|05 December 2012|
|Gaz Metan Medias have made significant steps in putting Romanian domestic basketball back on the European map|
When Gaz Metan Medias registered their fourth win in Regular Season Group D on Tuesday night, they did much more than securing a place in the Last 16 of the EuroChallenge.
Medias defeated the Estonians of Tartu Rock, 81-58, in front of an enthusiastic crowd in their modest-sized arena to accomplish perhaps the biggest feat of Romanian men's basketball in recent years.
Their head coach, Marcel Dan Tenter, was over the moon after the game.
"It is a historical achievement for both Gaz Metan and Romanian basketball," he said.
"We have qualified and are very happy. We entered this competition to play quality basketball and try to win every single game.
"I think today was a new team was born in Medias."
After a balanced first quarter on Tuesday, the hosts started pulling away in the second period, built a seven-point cushion by half-time and never looked back.
Their coach however lived every single moment with so much intensity that he barely noticed his team killed off the opposition way before the final buzzer.
"I feel so exhausted," Tenter admitted.
"Honestly, I didn't realise the difference had reached 20 points until the end.
"I lived it as if it was one point [lead] for us or for them.
"It was hard, we was under pressure because we've had a very good EuroChallenge campaign and this was our big chance.
"If we also compare ourselves with other the other teams' budgets, then we realize that this was a chance that had to bare fruit, because it doesn't come around very often.
"I am very happy for my players, especially since we went through some very difficult times together.
"We had important victories, painful defeats and this win came at the most important moment for us."
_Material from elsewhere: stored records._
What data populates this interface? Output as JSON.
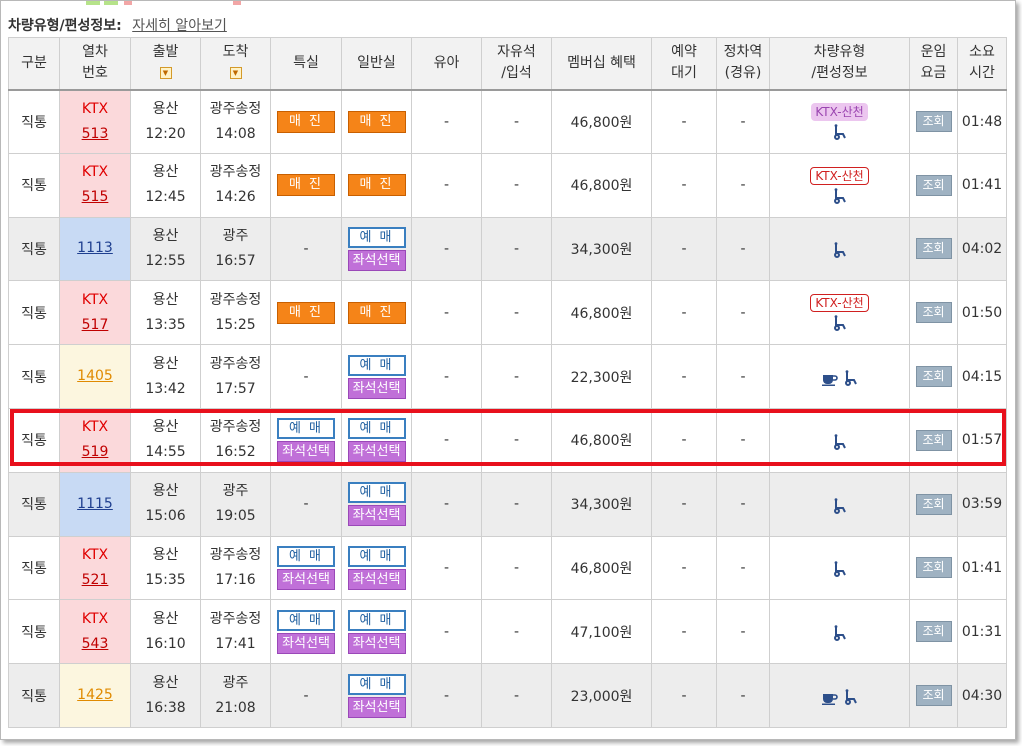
{
  "header": {
    "title": "차량유형/편성정보:",
    "link": "자세히 알아보기"
  },
  "columns": {
    "type": "구분",
    "train_no_1": "열차",
    "train_no_2": "번호",
    "dep": "출발",
    "arr": "도착",
    "special": "특실",
    "general": "일반실",
    "child": "유아",
    "free_1": "자유석",
    "free_2": "/입석",
    "member": "멤버십 혜택",
    "wait_1": "예약",
    "wait_2": "대기",
    "stop_1": "정차역",
    "stop_2": "(경유)",
    "vehicle_1": "차량유형",
    "vehicle_2": "/편성정보",
    "fare_1": "운임",
    "fare_2": "요금",
    "time_1": "소요",
    "time_2": "시간",
    "sort_glyph": "▼"
  },
  "labels": {
    "sold_out": "매 진",
    "book": "예 매",
    "seat": "좌석선택",
    "dash": "-",
    "query": "조회",
    "ktx_sancheon": "KTX-산천"
  },
  "rows": [
    {
      "type": "직통",
      "train_type": "KTX",
      "train_no": "513",
      "dep_station": "용산",
      "dep_time": "12:20",
      "arr_station": "광주송정",
      "arr_time": "14:08",
      "special": "sold",
      "general": "sold",
      "child": "-",
      "free": "-",
      "member": "46,800원",
      "wait": "-",
      "stop": "-",
      "vehicle": "ktx-sancheon-1",
      "duration": "01:48",
      "highlighted": false,
      "shaded": false
    },
    {
      "type": "직통",
      "train_type": "KTX",
      "train_no": "515",
      "dep_station": "용산",
      "dep_time": "12:45",
      "arr_station": "광주송정",
      "arr_time": "14:26",
      "special": "sold",
      "general": "sold",
      "child": "-",
      "free": "-",
      "member": "46,800원",
      "wait": "-",
      "stop": "-",
      "vehicle": "ktx-sancheon-2",
      "duration": "01:41",
      "highlighted": false,
      "shaded": false
    },
    {
      "type": "직통",
      "train_type": "",
      "train_no": "1113",
      "dep_station": "용산",
      "dep_time": "12:55",
      "arr_station": "광주",
      "arr_time": "16:57",
      "special": "none",
      "general": "book",
      "child": "-",
      "free": "-",
      "member": "34,300원",
      "wait": "-",
      "stop": "-",
      "vehicle": "wheelchair",
      "duration": "04:02",
      "highlighted": false,
      "shaded": true,
      "color_class": "mugunghwa"
    },
    {
      "type": "직통",
      "train_type": "KTX",
      "train_no": "517",
      "dep_station": "용산",
      "dep_time": "13:35",
      "arr_station": "광주송정",
      "arr_time": "15:25",
      "special": "sold",
      "general": "sold",
      "child": "-",
      "free": "-",
      "member": "46,800원",
      "wait": "-",
      "stop": "-",
      "vehicle": "ktx-sancheon-2",
      "duration": "01:50",
      "highlighted": false,
      "shaded": false
    },
    {
      "type": "직통",
      "train_type": "",
      "train_no": "1405",
      "dep_station": "용산",
      "dep_time": "13:42",
      "arr_station": "광주송정",
      "arr_time": "17:57",
      "special": "none",
      "general": "book",
      "child": "-",
      "free": "-",
      "member": "22,300원",
      "wait": "-",
      "stop": "-",
      "vehicle": "cafe-wheelchair",
      "duration": "04:15",
      "highlighted": false,
      "shaded": false,
      "color_class": "itx"
    },
    {
      "type": "직통",
      "train_type": "KTX",
      "train_no": "519",
      "dep_station": "용산",
      "dep_time": "14:55",
      "arr_station": "광주송정",
      "arr_time": "16:52",
      "special": "book",
      "general": "book",
      "child": "-",
      "free": "-",
      "member": "46,800원",
      "wait": "-",
      "stop": "-",
      "vehicle": "wheelchair",
      "duration": "01:57",
      "highlighted": true,
      "shaded": false
    },
    {
      "type": "직통",
      "train_type": "",
      "train_no": "1115",
      "dep_station": "용산",
      "dep_time": "15:06",
      "arr_station": "광주",
      "arr_time": "19:05",
      "special": "none",
      "general": "book",
      "child": "-",
      "free": "-",
      "member": "34,300원",
      "wait": "-",
      "stop": "-",
      "vehicle": "wheelchair",
      "duration": "03:59",
      "highlighted": false,
      "shaded": true,
      "color_class": "mugunghwa"
    },
    {
      "type": "직통",
      "train_type": "KTX",
      "train_no": "521",
      "dep_station": "용산",
      "dep_time": "15:35",
      "arr_station": "광주송정",
      "arr_time": "17:16",
      "special": "book",
      "general": "book",
      "child": "-",
      "free": "-",
      "member": "46,800원",
      "wait": "-",
      "stop": "-",
      "vehicle": "wheelchair",
      "duration": "01:41",
      "highlighted": false,
      "shaded": false
    },
    {
      "type": "직통",
      "train_type": "KTX",
      "train_no": "543",
      "dep_station": "용산",
      "dep_time": "16:10",
      "arr_station": "광주송정",
      "arr_time": "17:41",
      "special": "book",
      "general": "book",
      "child": "-",
      "free": "-",
      "member": "47,100원",
      "wait": "-",
      "stop": "-",
      "vehicle": "wheelchair",
      "duration": "01:31",
      "highlighted": false,
      "shaded": false
    },
    {
      "type": "직통",
      "train_type": "",
      "train_no": "1425",
      "dep_station": "용산",
      "dep_time": "16:38",
      "arr_station": "광주",
      "arr_time": "21:08",
      "special": "none",
      "general": "book",
      "child": "-",
      "free": "-",
      "member": "23,000원",
      "wait": "-",
      "stop": "-",
      "vehicle": "cafe-wheelchair",
      "duration": "04:30",
      "highlighted": false,
      "shaded": true,
      "color_class": "itx"
    }
  ],
  "colors": {
    "ktx_bg": "#fbd9db",
    "mugunghwa_bg": "#c8daf4",
    "itx_bg": "#fcf6df",
    "sold_out": "#f58418",
    "seat_select": "#c070d8",
    "highlight": "#e8101c"
  }
}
The Tuesday game was also a direct clash of playing styles.
Medias have the most productive offence in the group and one of the best in the EuroChallenge, while Tartu were the best defensive side in the group and fifth overall, out of 32, in the competition.
"Let us not forget that we met a physical team that practices full-court pressing almost during 40 minutes," Tenter said.
"We scored both in transition, we forced our opponents to commit mistakes with aggressive defence and scored on the fast break.
"I'll tell you frankly, I treated this game like a final.
"Every player who stepped on the floor fought for every ball, which is why rebounds were in our favour, 42-31.
"When I saw the difference in rebounds, 42-20 to Tartu, after the game in Estonia, I thought the statisticians had done something wrong."
Amid all the jubilation though, there is a big concern for Tenter when he gazes upon the road ahead - the depth of his squad.
The coach has relied heavily on seven players since the start of the season, although on Tuesday he looked towards his bench more often and tried to share playing time around in an effort to sustain the high rhythm of the game.
"It's hard, because at the moment we're fighting on three fronts and we feel the fatigue," he said.
"I need to stress that you cannot fight on several fronts unless you have at least 10 players close in rotation time.
"It is impossible to go far in European and domestic competitions with just seven or eight players."